One organization we know of that installs auto glass has created a marvelous handbook that is funny, clear, and can be understood by most anyone. Here is a sample policy on substance abuse entitled, “Stay Off the Grass (and I Don’t Mean the Lawn)!”
We believe that people who decide to take illegal drugs or abuse alcohol are totally un-cool. Moreover, national statistics show that someone who abuses drugs or alcohol is 5 times more likely to get hurt at work. And, that person is 40% more likely to involve a coworker in the accident. So, our policy is to maintain a drug and alcohol-free environment. We also prohibit the sale or distribution of illegal drugs and other controlled substances.
The Flesch-Kincaid reading level for this policy statement is 9th grade, still even a bit high for many workers, but a whole lot better than a 15. Newspapers are generally written around a 6th to 8th grade level, so this would be a good target for your policy statements, too.
Speaking of newspapers, the Chicago Tribune has a policy statement on Email and computer use that is simple and easily understood at a 3rd grade reading level:

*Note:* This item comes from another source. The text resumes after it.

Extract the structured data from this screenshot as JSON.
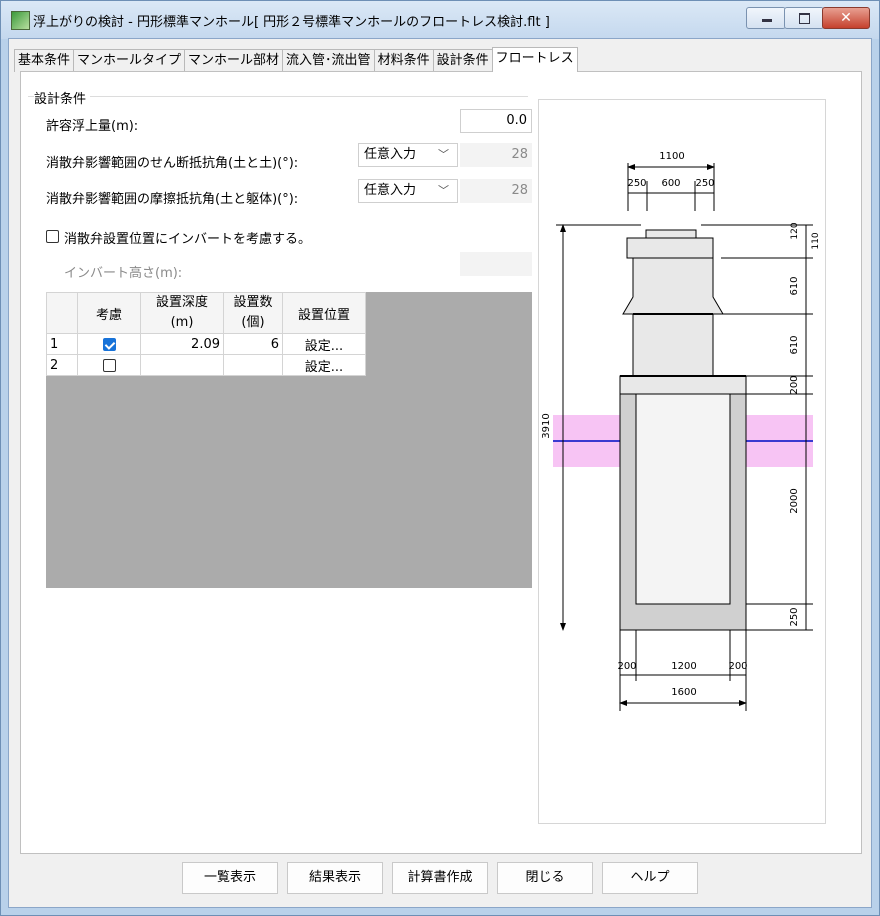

It’s good judgment not to put in writing what you don’t want printed on the front page of a newspaper. Or posted on a web site. Or heard on the news.
We suggest that you run readability statistics on your policies and see where they stand. Then revise your organization’s handbook to get it to at least an 8th grade level, or lower, depending on your workforce demographics.
Some rules in typical handbooks are antiquated or, at the very least, unreasonable for 21stcentury organizations. Often these unreasonable, out-of-date rules lead to higher costs and more problems than they actually solve, like this one from the Bay Area Regional Transit in San Francisco:
Two employees are required for changing a seat cushion. A utility worker unfastens the snaps holding a seat cushion in place, and a journeyman mechanic adjusts screws fastening a seat into place.
Unreasonable Rules Lead to Rule Abuse
The problem with “unreasonable” rules is that employees will always find ways around them. If your organization wants to rebuild the covenant with employees, it will need to start by assessing the rules and policies for which employee behaviors are held accountable. A great way to begin is to pull out the handbook and take a good look at what those rules and policies are really saying to employees. When the rules and policies are reasonable, the vast majority of employees will understand the rationale for them and, subsequently, agree with them. When they are unreasonable, employees will ALWAYS find ways to get around them.
Despite the fact that some rules and policies are necessary, consider a few ideas to make sure that the ones you implement in your organization are reinforcing both the values and the behaviors you seek.
- Analyze the readability of your policies. Rewrite any that are above an 8th grade reading level.
- Play “Rule Roulette” with your employee handbook to make sure the rules and policies are necessary and sufficient to solve the problem for which they were created.
- Try some creative and fun ways to make sure your employees understand the important rules and policies. Make use of the artistic talents and creativity of your employees to help clarify policies.
- Make sure your rules and policies are rewarding the behavior(s) you want to continue. If a number of employees are in violation of a rule, or they are getting around it in some way, there is probably a systemic reason why. Work on figuring out what undesirable behavior(s) are actually being rewarded by the rule or policy. Then change them to reward the desirable behaviors.
Originally published on Psychology Today